Dr. Ashish Joshi, an associate dean at the CUNY Graduate School of Public Health and Health Policy and colleagues, evaluated recruitment and retention challenges among rural Hispanic women recruited to a breastfeeding education intervention. The findings were published in the journal Ethnicity and Health.
[Photo: Dr. Ashish Joshi]
As noted by the authors, addressing health disparities requires well designed, culturally adapted research. However, recruiting/retaining minority participants has often been challenging. The team presents strategies used to successfully recruit and retain rural Hispanic women during a breastfeeding education intervention.
Their study involved a two-group repeated measures quasi-experimental design with assessments at seven intervals between enrollment and six months postpartum. Participants (Hispanic women ≥ 15 years old) were recruited through a regional hospital. 79 percent of contacted women enrolled in the study and 100 percent of enrollees completed the study.

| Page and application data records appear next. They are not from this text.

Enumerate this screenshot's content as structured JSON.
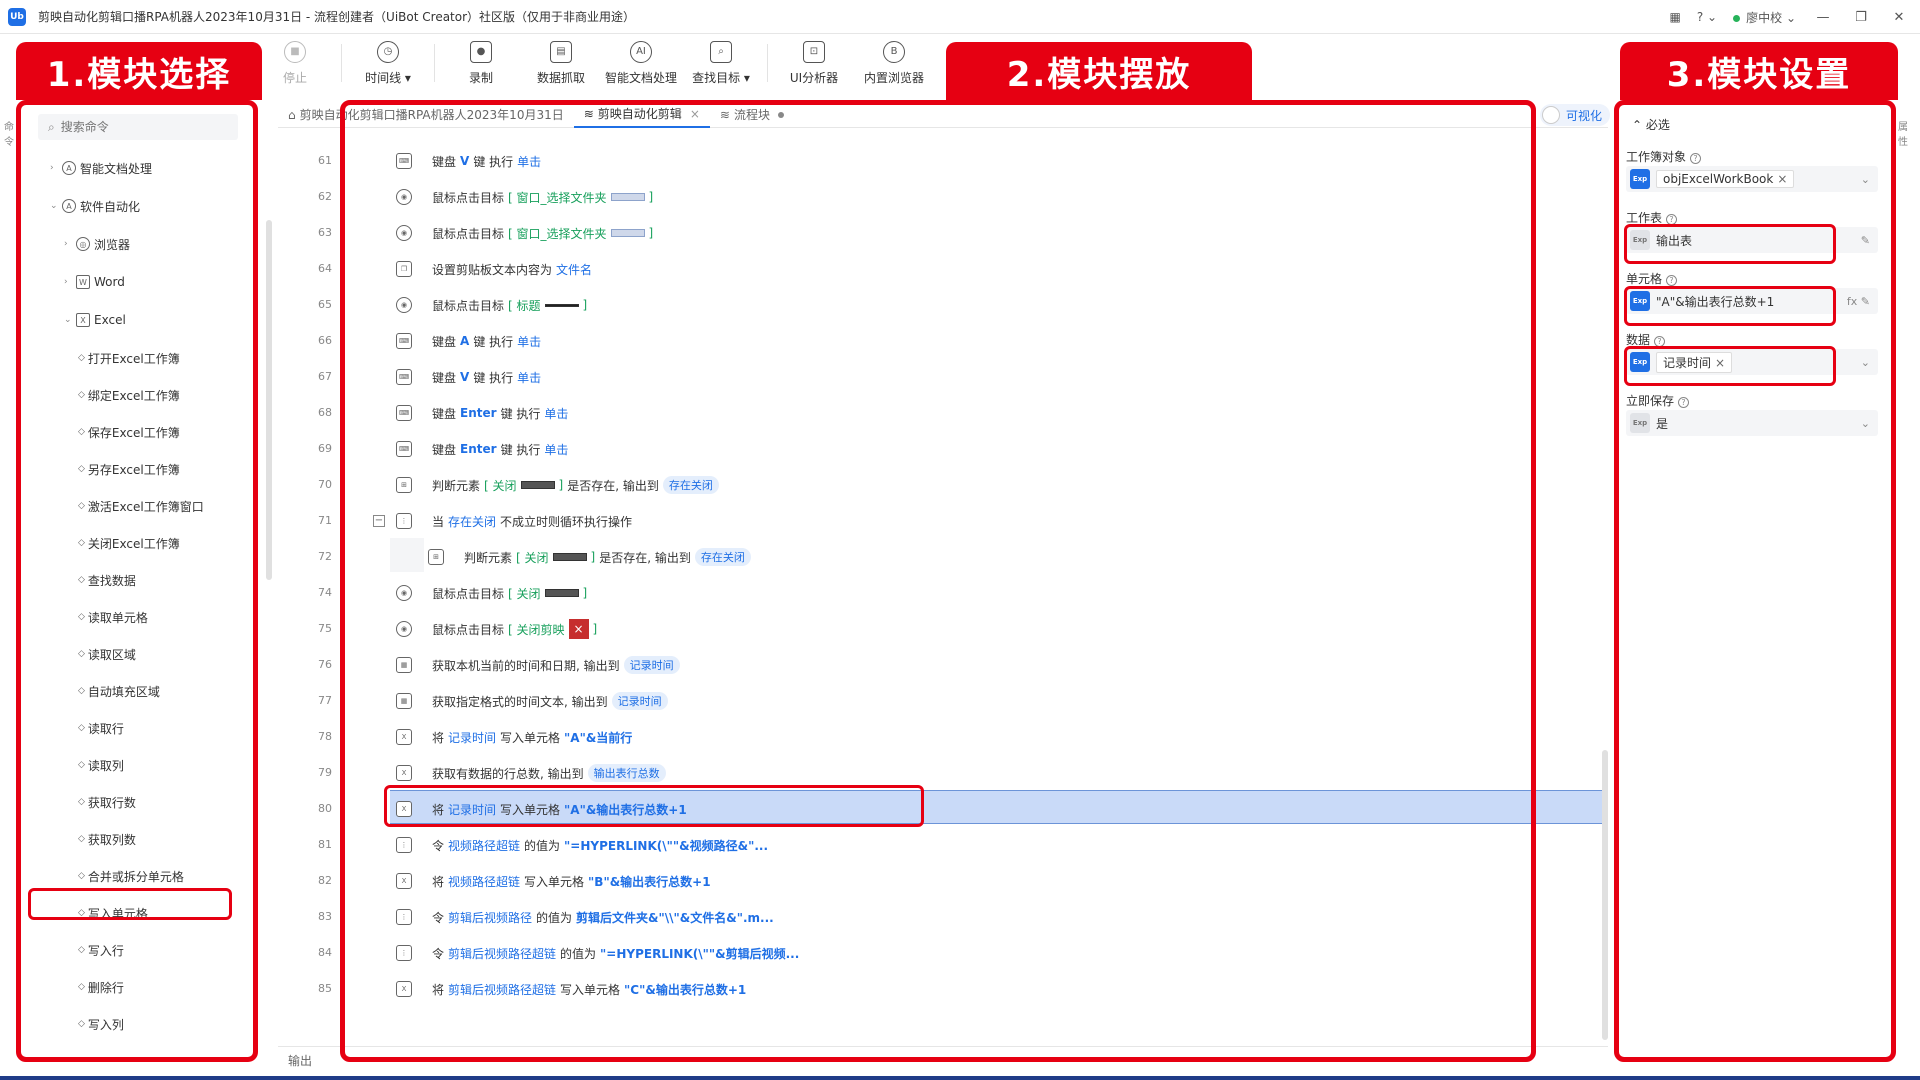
{
  "title": {
    "app_logo": "Ub",
    "text": "剪映自动化剪辑口播RPA机器人2023年10月31日 - 流程创建者（UiBot Creator）社区版（仅用于非商业用途）",
    "user": "廖中校",
    "status_color": "#27b35a"
  },
  "toolbar": [
    {
      "label": "停止",
      "icon": "stop-icon",
      "disabled": true
    },
    {
      "label": "时间线 ▾",
      "icon": "clock-icon"
    },
    {
      "label": "录制",
      "icon": "record-icon"
    },
    {
      "label": "数据抓取",
      "icon": "data-scrape-icon"
    },
    {
      "label": "智能文档处理",
      "icon": "ai-doc-icon"
    },
    {
      "label": "查找目标 ▾",
      "icon": "find-target-icon"
    },
    {
      "label": "UI分析器",
      "icon": "ui-analyzer-icon"
    },
    {
      "label": "内置浏览器",
      "icon": "browser-icon"
    }
  ],
  "banners": {
    "left": "1.模块选择",
    "middle": "2.模块摆放",
    "right": "3.模块设置"
  },
  "left_panel": {
    "search_placeholder": "搜索命令",
    "edge_tab": "命令",
    "tree": [
      {
        "label": "智能文档处理",
        "arrow": "›",
        "icon": "A"
      },
      {
        "label": "软件自动化",
        "arrow": "⌄",
        "icon": "A"
      },
      {
        "label": "浏览器",
        "arrow": "›",
        "icon": "◎"
      },
      {
        "label": "Word",
        "arrow": "›",
        "icon": "W"
      },
      {
        "label": "Excel",
        "arrow": "⌄",
        "icon": "X"
      },
      {
        "label": "打开Excel工作簿"
      },
      {
        "label": "绑定Excel工作簿"
      },
      {
        "label": "保存Excel工作簿"
      },
      {
        "label": "另存Excel工作簿"
      },
      {
        "label": "激活Excel工作簿窗口"
      },
      {
        "label": "关闭Excel工作簿"
      },
      {
        "label": "查找数据"
      },
      {
        "label": "读取单元格"
      },
      {
        "label": "读取区域"
      },
      {
        "label": "自动填充区域"
      },
      {
        "label": "读取行"
      },
      {
        "label": "读取列"
      },
      {
        "label": "获取行数"
      },
      {
        "label": "获取列数"
      },
      {
        "label": "合并或拆分单元格"
      },
      {
        "label": "写入单元格"
      },
      {
        "label": "写入行"
      },
      {
        "label": "删除行"
      },
      {
        "label": "写入列"
      },
      {
        "label": "删除列"
      }
    ]
  },
  "tabs": [
    {
      "label": "剪映自动化剪辑口播RPA机器人2023年10月31日",
      "icon": "⌂"
    },
    {
      "label": "剪映自动化剪辑",
      "icon": "≋",
      "close": "×",
      "active": true
    },
    {
      "label": "流程块",
      "icon": "≋"
    }
  ],
  "visual_toggle": "可视化",
  "editor": {
    "rows": [
      {
        "num": "61",
        "icon": "kbd",
        "parts": [
          [
            "t",
            "键盘 "
          ],
          [
            "kwb",
            "V"
          ],
          [
            "t",
            " 键 执行 "
          ],
          [
            "kw",
            "单击"
          ]
        ]
      },
      {
        "num": "62",
        "icon": "mouse",
        "parts": [
          [
            "t",
            "鼠标点击目标 "
          ],
          [
            "kwg",
            "[ 窗口_选择文件夹 "
          ],
          [
            "thumb-light",
            ""
          ],
          [
            "kwg",
            " ]"
          ]
        ]
      },
      {
        "num": "63",
        "icon": "mouse",
        "parts": [
          [
            "t",
            "鼠标点击目标 "
          ],
          [
            "kwg",
            "[ 窗口_选择文件夹 "
          ],
          [
            "thumb-light",
            ""
          ],
          [
            "kwg",
            " ]"
          ]
        ]
      },
      {
        "num": "64",
        "icon": "clip",
        "parts": [
          [
            "t",
            "设置剪贴板文本内容为 "
          ],
          [
            "kw",
            "文件名"
          ]
        ]
      },
      {
        "num": "65",
        "icon": "mouse",
        "parts": [
          [
            "t",
            "鼠标点击目标 "
          ],
          [
            "kwg",
            "[ 标题 "
          ],
          [
            "thumb-line",
            ""
          ],
          [
            "kwg",
            " ]"
          ]
        ]
      },
      {
        "num": "66",
        "icon": "kbd",
        "parts": [
          [
            "t",
            "键盘 "
          ],
          [
            "kwb",
            "A"
          ],
          [
            "t",
            " 键 执行 "
          ],
          [
            "kw",
            "单击"
          ]
        ]
      },
      {
        "num": "67",
        "icon": "kbd",
        "parts": [
          [
            "t",
            "键盘 "
          ],
          [
            "kwb",
            "V"
          ],
          [
            "t",
            " 键 执行 "
          ],
          [
            "kw",
            "单击"
          ]
        ]
      },
      {
        "num": "68",
        "icon": "kbd",
        "parts": [
          [
            "t",
            "键盘 "
          ],
          [
            "kwb",
            "Enter"
          ],
          [
            "t",
            " 键 执行 "
          ],
          [
            "kw",
            "单击"
          ]
        ]
      },
      {
        "num": "69",
        "icon": "kbd",
        "parts": [
          [
            "t",
            "键盘 "
          ],
          [
            "kwb",
            "Enter"
          ],
          [
            "t",
            " 键 执行 "
          ],
          [
            "kw",
            "单击"
          ]
        ]
      },
      {
        "num": "70",
        "icon": "judge",
        "parts": [
          [
            "t",
            "判断元素 "
          ],
          [
            "kwg",
            "[ 关闭 "
          ],
          [
            "thumb",
            ""
          ],
          [
            "kwg",
            " ]"
          ],
          [
            "t",
            " 是否存在, 输出到 "
          ],
          [
            "var",
            "存在关闭"
          ]
        ]
      },
      {
        "num": "71",
        "icon": "loop",
        "collapse": "−",
        "parts": [
          [
            "t",
            "当 "
          ],
          [
            "kw",
            "存在关闭"
          ],
          [
            "t",
            " 不成立时则循环执行操作"
          ]
        ]
      },
      {
        "num": "72",
        "icon": "judge",
        "indent": true,
        "parts": [
          [
            "t",
            "判断元素 "
          ],
          [
            "kwg",
            "[ 关闭 "
          ],
          [
            "thumb",
            ""
          ],
          [
            "kwg",
            " ]"
          ],
          [
            "t",
            " 是否存在, 输出到 "
          ],
          [
            "var",
            "存在关闭"
          ]
        ]
      },
      {
        "num": "74",
        "icon": "mouse",
        "parts": [
          [
            "t",
            "鼠标点击目标 "
          ],
          [
            "kwg",
            "[ 关闭 "
          ],
          [
            "thumb",
            ""
          ],
          [
            "kwg",
            " ]"
          ]
        ]
      },
      {
        "num": "75",
        "icon": "mouse",
        "parts": [
          [
            "t",
            "鼠标点击目标 "
          ],
          [
            "kwg",
            "[ 关闭剪映 "
          ],
          [
            "thumb-red",
            "×"
          ],
          [
            "kwg",
            " ]"
          ]
        ]
      },
      {
        "num": "76",
        "icon": "time",
        "parts": [
          [
            "t",
            "获取本机当前的时间和日期, 输出到 "
          ],
          [
            "var",
            "记录时间"
          ]
        ]
      },
      {
        "num": "77",
        "icon": "time",
        "parts": [
          [
            "t",
            "获取指定格式的时间文本, 输出到 "
          ],
          [
            "var",
            "记录时间"
          ]
        ]
      },
      {
        "num": "78",
        "icon": "xls",
        "parts": [
          [
            "t",
            "将 "
          ],
          [
            "kw",
            "记录时间"
          ],
          [
            "t",
            " 写入单元格 "
          ],
          [
            "kwb",
            "\"A\"&当前行"
          ]
        ]
      },
      {
        "num": "79",
        "icon": "xls",
        "parts": [
          [
            "t",
            "获取有数据的行总数, 输出到 "
          ],
          [
            "var",
            "输出表行总数"
          ]
        ]
      },
      {
        "num": "80",
        "icon": "xls",
        "selected": true,
        "parts": [
          [
            "t",
            "将 "
          ],
          [
            "kw",
            "记录时间"
          ],
          [
            "t",
            " 写入单元格 "
          ],
          [
            "kwb",
            "\"A\"&输出表行总数+1"
          ]
        ]
      },
      {
        "num": "81",
        "icon": "loop",
        "parts": [
          [
            "t",
            "令 "
          ],
          [
            "kw",
            "视频路径超链"
          ],
          [
            "t",
            " 的值为 "
          ],
          [
            "kwb",
            "\"=HYPERLINK(\\\"\"&视频路径&\"..."
          ]
        ]
      },
      {
        "num": "82",
        "icon": "xls",
        "parts": [
          [
            "t",
            "将 "
          ],
          [
            "kw",
            "视频路径超链"
          ],
          [
            "t",
            " 写入单元格 "
          ],
          [
            "kwb",
            "\"B\"&输出表行总数+1"
          ]
        ]
      },
      {
        "num": "83",
        "icon": "loop",
        "parts": [
          [
            "t",
            "令 "
          ],
          [
            "kw",
            "剪辑后视频路径"
          ],
          [
            "t",
            " 的值为 "
          ],
          [
            "kwb",
            "剪辑后文件夹&\"\\\\\"&文件名&\".m..."
          ]
        ]
      },
      {
        "num": "84",
        "icon": "loop",
        "parts": [
          [
            "t",
            "令 "
          ],
          [
            "kw",
            "剪辑后视频路径超链"
          ],
          [
            "t",
            " 的值为 "
          ],
          [
            "kwb",
            "\"=HYPERLINK(\\\"\"&剪辑后视频..."
          ]
        ]
      },
      {
        "num": "85",
        "icon": "xls",
        "parts": [
          [
            "t",
            "将 "
          ],
          [
            "kw",
            "剪辑后视频路径超链"
          ],
          [
            "t",
            " 写入单元格 "
          ],
          [
            "kwb",
            "\"C\"&输出表行总数+1"
          ]
        ]
      }
    ],
    "play": "▶",
    "output_label": "输出"
  },
  "right_panel": {
    "section": "⌃ 必选",
    "edge_tab": "属性",
    "fields": [
      {
        "label": "工作簿对象",
        "badge": "Exp",
        "chip": "objExcelWorkBook",
        "chip_close": "×",
        "right": "⌄",
        "badge_grey": false
      },
      {
        "label": "工作表",
        "badge": "Exp",
        "value": "输出表",
        "right": "✎",
        "badge_grey": true
      },
      {
        "label": "单元格",
        "badge": "Exp",
        "value": "\"A\"&输出表行总数+1",
        "right": "fx ✎",
        "badge_grey": false
      },
      {
        "label": "数据",
        "badge": "Exp",
        "chip": "记录时间",
        "chip_close": "×",
        "right": "⌄",
        "badge_grey": false
      },
      {
        "label": "立即保存",
        "badge": "Exp",
        "value": "是",
        "right": "⌄",
        "badge_grey": true
      }
    ]
  },
  "colors": {
    "accent": "#1f6fe5",
    "annotation_red": "#e60012",
    "selected_row": "#c9daf8"
  }
}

Research staff with ties within the community helped establish trust. The study utilized bilingual study materials, simple language, and an interpreter to address language/literacy concerns. Phone assessments facilitated participation because transportation was an issue. Accommodating requests to deliver or mail study materials and providing incentives were also important. Extra effort was needed to maintain contact when phone service was disrupted or participants moved. The team concluded that their keys to success were persistence, flexibility, and alleviating barriers to participation.